Continuous data can take on any possible value or category. When recording body weight or survival time, there is an infinite number of outcomes. Conversely, discrete data has a limited number of values or categories. Examples include 1-to-10 performance rankings, or study participants' gender. Discrete data has only so many possible outcomes.

So far as discrete data is concerned, it can be ordinal (aka count) or categorical.

Ordinal data can be said to have an order. For instance, pain on a very-somewhat-none scale has an order. However, voting preference or gender are not ordered, and thus illustrate categorical data. Both ordinal and categorical data have a limited number of possibilities, yet the former has an innate order, and the latter does not.

For quantitative data, there are interval scales and ratio scales.

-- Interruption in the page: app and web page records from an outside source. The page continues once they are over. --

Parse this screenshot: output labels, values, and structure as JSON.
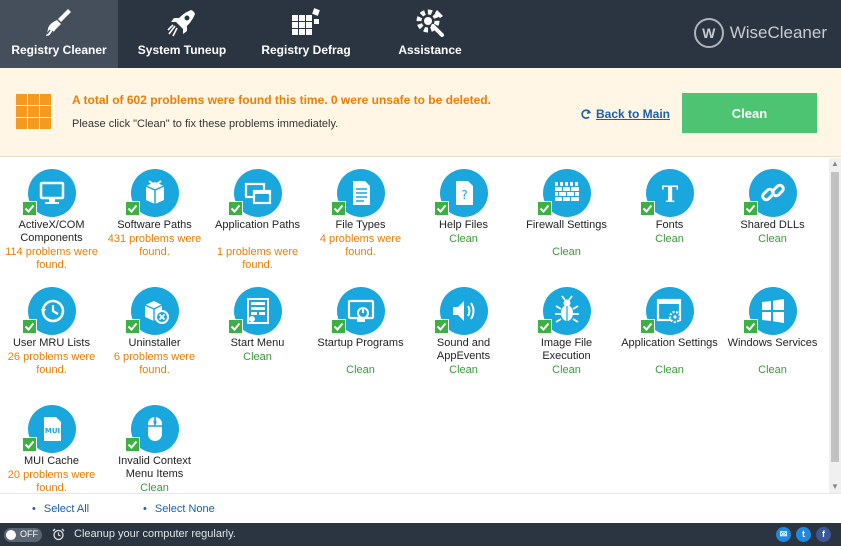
{
  "toolbar": {
    "tabs": [
      {
        "label": "Registry Cleaner",
        "icon": "broom-icon",
        "active": true
      },
      {
        "label": "System Tuneup",
        "icon": "rocket-icon",
        "active": false
      },
      {
        "label": "Registry Defrag",
        "icon": "defrag-icon",
        "active": false
      },
      {
        "label": "Assistance",
        "icon": "tools-icon",
        "active": false
      }
    ],
    "brand": "WiseCleaner",
    "brand_mark": "W"
  },
  "banner": {
    "title": "A total of 602 problems were found this time. 0 were unsafe to be deleted.",
    "subtitle": "Please click \"Clean\" to fix these problems immediately.",
    "back_label": "Back to Main",
    "clean_label": "Clean"
  },
  "items": [
    {
      "name": "ActiveX/COM Components",
      "status": "114 problems were found.",
      "kind": "warn",
      "icon": "monitor-icon",
      "checked": true
    },
    {
      "name": "Software Paths",
      "status": "431 problems were found.",
      "kind": "warn",
      "icon": "package-icon",
      "checked": true
    },
    {
      "name": "Application Paths",
      "status": "1 problems were found.",
      "kind": "warn",
      "icon": "windows-icon",
      "checked": true
    },
    {
      "name": "File Types",
      "status": "4 problems were found.",
      "kind": "warn",
      "icon": "file-icon",
      "checked": true
    },
    {
      "name": "Help Files",
      "status": "Clean",
      "kind": "ok",
      "icon": "help-file-icon",
      "checked": true
    },
    {
      "name": "Firewall Settings",
      "status": "Clean",
      "kind": "ok",
      "icon": "firewall-icon",
      "checked": true
    },
    {
      "name": "Fonts",
      "status": "Clean",
      "kind": "ok",
      "icon": "font-icon",
      "checked": true
    },
    {
      "name": "Shared DLLs",
      "status": "Clean",
      "kind": "ok",
      "icon": "link-icon",
      "checked": true
    },
    {
      "name": "User MRU Lists",
      "status": "26 problems were found.",
      "kind": "warn",
      "icon": "clock-icon",
      "checked": true
    },
    {
      "name": "Uninstaller",
      "status": "6 problems were found.",
      "kind": "warn",
      "icon": "uninstall-icon",
      "checked": true
    },
    {
      "name": "Start Menu",
      "status": "Clean",
      "kind": "ok",
      "icon": "start-menu-icon",
      "checked": true
    },
    {
      "name": "Startup Programs",
      "status": "Clean",
      "kind": "ok",
      "icon": "power-icon",
      "checked": true
    },
    {
      "name": "Sound and AppEvents",
      "status": "Clean",
      "kind": "ok",
      "icon": "speaker-icon",
      "checked": true
    },
    {
      "name": "Image File Execution",
      "status": "Clean",
      "kind": "ok",
      "icon": "bug-icon",
      "checked": true
    },
    {
      "name": "Application Settings",
      "status": "Clean",
      "kind": "ok",
      "icon": "app-settings-icon",
      "checked": true
    },
    {
      "name": "Windows Services",
      "status": "Clean",
      "kind": "ok",
      "icon": "windows-logo-icon",
      "checked": true
    },
    {
      "name": "MUI Cache",
      "status": "20 problems were found.",
      "kind": "warn",
      "icon": "mui-file-icon",
      "checked": true
    },
    {
      "name": "Invalid Context Menu Items",
      "status": "Clean",
      "kind": "ok",
      "icon": "mouse-icon",
      "checked": true
    }
  ],
  "select": {
    "all_label": "Select All",
    "none_label": "Select None"
  },
  "statusbar": {
    "toggle_label": "OFF",
    "message": "Cleanup your computer regularly.",
    "social": [
      {
        "icon": "email-icon",
        "glyph": "✉"
      },
      {
        "icon": "twitter-icon",
        "glyph": "t"
      },
      {
        "icon": "facebook-icon",
        "glyph": "f"
      }
    ]
  },
  "colors": {
    "accent": "#1aa7de",
    "warning": "#ef7d00",
    "clean": "#3a9a3a",
    "button": "#4cc472",
    "toolbar": "#2b3541"
  }
}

An interval scale has an arbitrary zero value. Consider centigrade measurements, which set the melting point of water as zero. Is 40° C actually 2x as much warmth as 20° C? No. Imagine if the melting point of ethanol (-114° C) were set as zero. In that case, 40° C and 20° C would be 154° and 134°. The exact same temperatures, measured with a different zero value, are suddenly 1.15x instead of 2x apart.

Ratio scales have physically significant zero values.

Consider Kelvin measurements. 0° K is absolute zero, the absence of temperature, heat or motion. Converting 40 and 20° C to Kelvin (313.15 and 293.15), one finds that 40° C is actually just 1.07x as much warmth as 20° C. However, 40° K is genuinely 2x as much warmth as 20° K. A single unit of warmth is arbitrary in both centigrade and Kelvin, but having a physically significant zero value makes for genuine ratios.